“Aparajito” takes up the story where “Pather Panchali” left it. The little family, Apu and his parents, has moved to a big city and are getting along decently well when Apu’s father dies. As the breadwinner, Apu’s father was pretty important for the family who must now move back to the countryside again. In the village Apu discovers a school and with the help his mother he enrolls. Fast forward a few years and we see that Apu is doing extraordinarily well in school. He is granted a scholarship and moves to the big city to further his study. This is particularly hard on Apu’s mother who finds herself entirely alone. Daughter and husband has died and the son is studying in a faraway city so now she is rusting away in loneliness, something you apparently can die from eventually, which is exactly what happens to Apu’s mother.

So, yeah, a continuation of the misery from the first movie.
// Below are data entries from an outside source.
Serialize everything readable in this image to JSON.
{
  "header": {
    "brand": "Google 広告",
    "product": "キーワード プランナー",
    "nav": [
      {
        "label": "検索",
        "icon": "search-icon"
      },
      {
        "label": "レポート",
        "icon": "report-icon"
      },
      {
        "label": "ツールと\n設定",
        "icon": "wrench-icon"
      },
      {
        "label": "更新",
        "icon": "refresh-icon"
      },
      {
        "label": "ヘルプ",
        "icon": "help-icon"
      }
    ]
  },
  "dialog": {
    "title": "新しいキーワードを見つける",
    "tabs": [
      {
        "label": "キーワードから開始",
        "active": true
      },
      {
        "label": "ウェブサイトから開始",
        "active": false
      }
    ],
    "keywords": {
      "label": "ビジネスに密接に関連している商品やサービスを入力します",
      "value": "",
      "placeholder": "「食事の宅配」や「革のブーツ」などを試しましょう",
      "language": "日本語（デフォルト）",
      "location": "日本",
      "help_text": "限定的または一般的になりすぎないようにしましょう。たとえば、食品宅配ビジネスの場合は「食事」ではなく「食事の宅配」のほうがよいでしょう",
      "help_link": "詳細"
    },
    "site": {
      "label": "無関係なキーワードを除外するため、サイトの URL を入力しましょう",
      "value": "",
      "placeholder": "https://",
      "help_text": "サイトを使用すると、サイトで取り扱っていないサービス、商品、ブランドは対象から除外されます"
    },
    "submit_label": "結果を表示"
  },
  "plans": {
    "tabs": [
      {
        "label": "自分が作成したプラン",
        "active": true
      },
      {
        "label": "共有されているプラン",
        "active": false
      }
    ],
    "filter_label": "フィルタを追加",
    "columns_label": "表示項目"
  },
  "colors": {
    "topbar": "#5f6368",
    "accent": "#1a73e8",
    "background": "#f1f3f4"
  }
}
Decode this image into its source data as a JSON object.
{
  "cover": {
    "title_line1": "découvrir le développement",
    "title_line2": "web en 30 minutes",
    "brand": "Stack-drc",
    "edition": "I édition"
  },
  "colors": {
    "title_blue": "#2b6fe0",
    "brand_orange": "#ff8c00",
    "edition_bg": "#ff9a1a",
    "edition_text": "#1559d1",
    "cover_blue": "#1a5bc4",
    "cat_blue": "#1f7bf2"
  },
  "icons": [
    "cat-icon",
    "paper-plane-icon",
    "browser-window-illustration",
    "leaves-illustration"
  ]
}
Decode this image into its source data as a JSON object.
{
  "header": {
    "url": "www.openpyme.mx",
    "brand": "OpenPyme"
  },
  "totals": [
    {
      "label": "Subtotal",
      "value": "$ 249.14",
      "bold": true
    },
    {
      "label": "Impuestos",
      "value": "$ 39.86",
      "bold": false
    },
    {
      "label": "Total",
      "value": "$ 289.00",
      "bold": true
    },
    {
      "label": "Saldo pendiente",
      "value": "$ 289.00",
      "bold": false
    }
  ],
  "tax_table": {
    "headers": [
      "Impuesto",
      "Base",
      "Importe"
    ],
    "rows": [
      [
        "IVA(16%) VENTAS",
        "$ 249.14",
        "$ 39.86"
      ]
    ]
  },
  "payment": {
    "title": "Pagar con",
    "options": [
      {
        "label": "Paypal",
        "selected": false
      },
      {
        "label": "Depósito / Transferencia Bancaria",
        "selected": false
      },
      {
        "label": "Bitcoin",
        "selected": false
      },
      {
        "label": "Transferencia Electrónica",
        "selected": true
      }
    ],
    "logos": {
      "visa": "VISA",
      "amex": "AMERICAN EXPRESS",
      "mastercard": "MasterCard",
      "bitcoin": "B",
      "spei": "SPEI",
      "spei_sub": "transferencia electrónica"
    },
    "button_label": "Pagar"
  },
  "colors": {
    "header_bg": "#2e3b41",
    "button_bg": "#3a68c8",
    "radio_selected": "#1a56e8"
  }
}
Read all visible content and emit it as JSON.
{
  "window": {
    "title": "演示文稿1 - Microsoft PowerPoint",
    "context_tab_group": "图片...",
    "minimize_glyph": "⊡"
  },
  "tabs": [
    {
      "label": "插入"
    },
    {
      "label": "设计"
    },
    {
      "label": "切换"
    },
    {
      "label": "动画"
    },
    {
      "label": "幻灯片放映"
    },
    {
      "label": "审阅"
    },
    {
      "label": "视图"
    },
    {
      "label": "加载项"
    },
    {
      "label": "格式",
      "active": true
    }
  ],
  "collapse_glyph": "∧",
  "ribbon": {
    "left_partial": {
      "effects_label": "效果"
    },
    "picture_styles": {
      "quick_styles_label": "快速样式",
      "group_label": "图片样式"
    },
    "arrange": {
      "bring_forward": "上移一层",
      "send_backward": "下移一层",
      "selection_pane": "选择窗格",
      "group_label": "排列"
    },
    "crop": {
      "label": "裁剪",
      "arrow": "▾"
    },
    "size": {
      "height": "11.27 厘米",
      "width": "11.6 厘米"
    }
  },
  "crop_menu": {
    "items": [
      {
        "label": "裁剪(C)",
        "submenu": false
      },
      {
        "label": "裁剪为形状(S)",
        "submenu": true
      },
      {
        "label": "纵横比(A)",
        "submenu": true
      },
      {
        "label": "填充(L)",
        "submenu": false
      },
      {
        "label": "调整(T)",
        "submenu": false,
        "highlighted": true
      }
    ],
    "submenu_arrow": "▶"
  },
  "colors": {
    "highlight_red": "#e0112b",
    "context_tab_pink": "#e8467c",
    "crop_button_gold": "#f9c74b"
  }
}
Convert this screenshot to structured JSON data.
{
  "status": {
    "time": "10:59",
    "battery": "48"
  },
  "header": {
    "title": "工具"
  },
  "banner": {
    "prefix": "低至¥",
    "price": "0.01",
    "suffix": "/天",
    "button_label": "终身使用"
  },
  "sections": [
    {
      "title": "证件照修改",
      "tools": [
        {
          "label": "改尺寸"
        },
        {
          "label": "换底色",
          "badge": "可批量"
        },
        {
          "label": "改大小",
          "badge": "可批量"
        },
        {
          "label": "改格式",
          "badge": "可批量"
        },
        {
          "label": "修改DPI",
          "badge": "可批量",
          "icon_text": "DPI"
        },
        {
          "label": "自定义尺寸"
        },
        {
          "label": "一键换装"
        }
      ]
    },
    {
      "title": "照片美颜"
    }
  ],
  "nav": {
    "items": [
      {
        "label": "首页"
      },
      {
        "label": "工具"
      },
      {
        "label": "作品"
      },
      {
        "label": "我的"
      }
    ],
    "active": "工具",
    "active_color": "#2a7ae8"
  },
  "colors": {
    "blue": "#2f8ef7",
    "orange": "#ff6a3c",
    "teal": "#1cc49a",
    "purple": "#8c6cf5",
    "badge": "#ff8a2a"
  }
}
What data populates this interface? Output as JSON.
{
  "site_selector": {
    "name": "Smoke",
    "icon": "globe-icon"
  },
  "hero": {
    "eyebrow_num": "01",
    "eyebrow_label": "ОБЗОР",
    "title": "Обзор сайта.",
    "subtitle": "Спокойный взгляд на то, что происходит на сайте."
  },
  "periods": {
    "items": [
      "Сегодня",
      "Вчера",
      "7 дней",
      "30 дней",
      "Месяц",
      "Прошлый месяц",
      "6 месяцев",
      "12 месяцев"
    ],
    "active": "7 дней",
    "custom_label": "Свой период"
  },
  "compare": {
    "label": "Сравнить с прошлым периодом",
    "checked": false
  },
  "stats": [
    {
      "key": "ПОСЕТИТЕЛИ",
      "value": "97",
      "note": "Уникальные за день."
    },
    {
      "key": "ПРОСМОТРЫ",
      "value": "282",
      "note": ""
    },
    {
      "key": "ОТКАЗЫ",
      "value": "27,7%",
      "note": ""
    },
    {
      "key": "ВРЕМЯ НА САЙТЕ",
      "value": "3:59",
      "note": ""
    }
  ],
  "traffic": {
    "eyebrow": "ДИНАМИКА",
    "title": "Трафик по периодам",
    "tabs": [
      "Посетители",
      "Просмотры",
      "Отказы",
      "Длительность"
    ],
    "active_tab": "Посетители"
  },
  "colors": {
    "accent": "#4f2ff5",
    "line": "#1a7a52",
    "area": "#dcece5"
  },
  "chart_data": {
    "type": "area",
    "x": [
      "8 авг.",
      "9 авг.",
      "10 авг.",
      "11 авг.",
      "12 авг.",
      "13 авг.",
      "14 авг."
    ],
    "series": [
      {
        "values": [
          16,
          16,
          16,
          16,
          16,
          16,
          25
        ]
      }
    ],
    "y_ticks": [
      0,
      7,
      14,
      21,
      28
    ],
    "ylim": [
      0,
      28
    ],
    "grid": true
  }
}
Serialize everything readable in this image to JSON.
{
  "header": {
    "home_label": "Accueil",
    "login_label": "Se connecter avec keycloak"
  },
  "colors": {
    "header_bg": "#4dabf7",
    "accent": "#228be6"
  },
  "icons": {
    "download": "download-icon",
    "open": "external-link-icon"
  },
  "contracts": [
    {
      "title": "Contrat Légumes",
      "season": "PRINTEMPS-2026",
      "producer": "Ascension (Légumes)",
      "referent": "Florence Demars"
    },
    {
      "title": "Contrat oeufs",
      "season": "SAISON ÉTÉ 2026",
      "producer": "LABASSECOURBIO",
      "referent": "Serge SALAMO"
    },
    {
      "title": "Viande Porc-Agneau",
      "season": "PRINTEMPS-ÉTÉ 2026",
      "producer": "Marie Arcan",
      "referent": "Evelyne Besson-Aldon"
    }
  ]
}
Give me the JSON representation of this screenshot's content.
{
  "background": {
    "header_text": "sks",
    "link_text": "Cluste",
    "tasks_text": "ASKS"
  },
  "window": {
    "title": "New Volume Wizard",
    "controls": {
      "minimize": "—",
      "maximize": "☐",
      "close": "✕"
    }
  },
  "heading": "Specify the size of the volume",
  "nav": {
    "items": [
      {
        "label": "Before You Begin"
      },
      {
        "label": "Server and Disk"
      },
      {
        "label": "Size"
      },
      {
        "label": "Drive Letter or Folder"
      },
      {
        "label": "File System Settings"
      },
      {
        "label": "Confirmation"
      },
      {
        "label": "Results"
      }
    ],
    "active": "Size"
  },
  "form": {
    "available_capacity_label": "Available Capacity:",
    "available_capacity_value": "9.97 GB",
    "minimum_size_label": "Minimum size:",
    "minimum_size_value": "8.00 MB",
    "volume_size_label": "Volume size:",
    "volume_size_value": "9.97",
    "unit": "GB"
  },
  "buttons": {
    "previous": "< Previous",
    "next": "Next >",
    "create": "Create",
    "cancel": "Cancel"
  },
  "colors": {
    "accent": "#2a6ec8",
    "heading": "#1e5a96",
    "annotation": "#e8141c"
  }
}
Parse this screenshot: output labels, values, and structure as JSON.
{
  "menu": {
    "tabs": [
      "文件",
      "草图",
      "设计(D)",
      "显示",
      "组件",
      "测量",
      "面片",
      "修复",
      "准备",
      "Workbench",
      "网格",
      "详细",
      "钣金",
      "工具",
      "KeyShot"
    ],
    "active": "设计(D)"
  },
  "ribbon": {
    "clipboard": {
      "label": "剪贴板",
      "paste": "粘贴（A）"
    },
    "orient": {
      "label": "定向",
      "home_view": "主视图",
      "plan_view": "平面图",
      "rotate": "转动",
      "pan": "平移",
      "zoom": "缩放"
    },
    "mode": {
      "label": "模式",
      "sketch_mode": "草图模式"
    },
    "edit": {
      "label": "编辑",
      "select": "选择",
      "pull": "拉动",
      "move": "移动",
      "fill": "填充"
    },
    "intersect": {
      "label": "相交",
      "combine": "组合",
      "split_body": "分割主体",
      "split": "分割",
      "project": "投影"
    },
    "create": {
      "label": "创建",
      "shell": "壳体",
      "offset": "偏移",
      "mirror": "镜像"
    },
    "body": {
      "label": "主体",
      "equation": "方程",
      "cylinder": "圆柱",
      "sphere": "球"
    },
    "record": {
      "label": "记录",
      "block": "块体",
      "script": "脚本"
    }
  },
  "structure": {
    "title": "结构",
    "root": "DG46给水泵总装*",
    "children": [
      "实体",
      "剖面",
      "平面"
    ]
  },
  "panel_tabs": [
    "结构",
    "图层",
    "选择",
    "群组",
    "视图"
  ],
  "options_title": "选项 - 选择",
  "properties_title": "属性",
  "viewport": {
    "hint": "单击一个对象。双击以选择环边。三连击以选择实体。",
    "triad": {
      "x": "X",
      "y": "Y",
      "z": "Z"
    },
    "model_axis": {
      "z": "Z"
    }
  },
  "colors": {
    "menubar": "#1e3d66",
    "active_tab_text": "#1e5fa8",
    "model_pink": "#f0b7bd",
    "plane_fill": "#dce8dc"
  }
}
Technically “Aparajito” appears to be a big step up from the first movie. Scene composition, lighting, cutting and even the acting is sharper now. Where “Pather Panchali” would often feel incredibly slow “Aparajito” keeps a much better pace helping me to stay interested. Mind you it is still a slow movie where very little is played out for dramatic effect, just sort of a portrait of everyday events that add up to the personal tragedy these people are experiencing. In a sense that is both the best and worst of Italian neorealism and “Aparajito” crosses that line where I get personally invested in these people, for better and worse (Italian movies of this era can generally be grouped into two groups, the good ones where I do get invested and the poorer ones where I do not).

There is that sense of realism here that makes this a window into real lives and not the staged ones it is obviously portraying. I always find that interesting and thank heavens there are no divine intervention or group dancing here. The flipside however is that reality was and is in India dismal and in my eyes weird. On a personal level I do not get these people’s motivations and their actions are often strange. That is the cultural overlay and involve religious elements and traditions and are very far away from my reality. When the movie manages to get below that layer into basic human emotions it does a much better job at engaging me and there are parts there that are really good.

I doubt that a movie about a guy who loses his parents to sickness and poverty is a movie I would take out for easy entertainment. Maybe my motivation should be to get subdued and reminded why I do not want to go to India and I do not really need a movie for that. Having said that this is not a bad movie. A punch in the stomach, yes, but a well-crafted example of neo-realism.